We have decided to have an office at Reach Further, although Sue and I work remotely for the Institute, and Sue herself is completely online.  We have an office because as a training company, we need somewhere to host our classroom based courses (yes, we run them online as well!) and the office on site is a bonus.  Mostly because the stationery, printing, photocopying etc all have to take place or be stored somewhere, and a central resource makes practical sense.

However, we are a small company, and it’s easy to imagine how remote working might work for us, the issues gets bigger for bigger companies.

I remember one of the senior managers at BT at a flexible working think-tank telling me how difficult it was when they reduced their office space by two thirds, to create a new central co-working space in Leeds.  No longer would he have his own desk, door, filing cabinet. . . . He too identified the problem as being one of “where do I put all my stuff?”, and even admitted to pulling rank and booking out a meeting room pretty much solidly for the first two weeks, as he couldn’t see an easy solution to doing without his paperwork.  He concluded that understanding that remote working also means paperless working is a major part of adapting to the change.
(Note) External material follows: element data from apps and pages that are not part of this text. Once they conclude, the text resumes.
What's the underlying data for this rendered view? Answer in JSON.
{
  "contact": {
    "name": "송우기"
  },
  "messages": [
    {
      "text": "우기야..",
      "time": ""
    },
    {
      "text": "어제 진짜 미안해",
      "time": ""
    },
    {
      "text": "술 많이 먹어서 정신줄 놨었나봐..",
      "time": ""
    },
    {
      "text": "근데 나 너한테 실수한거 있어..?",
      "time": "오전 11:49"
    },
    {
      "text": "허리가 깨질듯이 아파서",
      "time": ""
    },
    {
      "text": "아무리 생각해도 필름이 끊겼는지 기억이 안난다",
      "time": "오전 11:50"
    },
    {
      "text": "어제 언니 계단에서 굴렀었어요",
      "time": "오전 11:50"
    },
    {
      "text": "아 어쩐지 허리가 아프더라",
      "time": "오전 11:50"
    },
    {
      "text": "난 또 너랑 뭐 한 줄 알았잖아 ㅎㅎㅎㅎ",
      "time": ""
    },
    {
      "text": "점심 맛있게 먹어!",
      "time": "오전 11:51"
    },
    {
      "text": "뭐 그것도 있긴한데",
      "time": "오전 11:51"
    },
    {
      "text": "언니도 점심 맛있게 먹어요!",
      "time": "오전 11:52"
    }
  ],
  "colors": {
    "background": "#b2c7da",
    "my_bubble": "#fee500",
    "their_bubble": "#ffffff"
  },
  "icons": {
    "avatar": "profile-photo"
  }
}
There are some interesting thoughts around this question on one of my favourite networks – Quora – where a startup is asking if they need an office at all.  It’s started a generous discussion, but not one person in the Quora discussion has mentioned the paperless/storage – instead talking about how much better “face to face” contact is than online.  Do you agree?

See how others have answered the question “ To what extent can a startup work without an office? What are some good examples of remote working teams?” at Quora.